I love designing and illustrating endpapers. Here are two examples.

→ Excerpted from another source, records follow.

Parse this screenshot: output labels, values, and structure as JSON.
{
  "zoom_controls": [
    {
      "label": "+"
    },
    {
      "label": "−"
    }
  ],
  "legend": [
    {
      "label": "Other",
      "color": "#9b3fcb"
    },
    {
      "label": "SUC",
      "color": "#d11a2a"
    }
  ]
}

Often, it is a chance for the illustrator to add embellishment and symbolism to the story.
In 'Auntie Ellie's Beach House', there is mention of a seahorse skeleton tangled in seaweed, yet there was limited room within the layout to illustrate it. By placing
the image in the endpapers, it became
a visual touchstone; an echo of the text.
For 'Aunty Edna of Duck Creek Pond',
I considered several concepts but kept returning to the idea of Elizabethan pattern.
A Romeo and Juliet tale with a twist,
it seemed a nod to that period was fitting.
Referencing Elizabethan blackwork embroidery produced a repeat design that worked across the double page spread.
In fact, the publisher decided to continue
it over to a third facing page.
Whilst its significance may not be obvious,
it was fun to create and feels just a little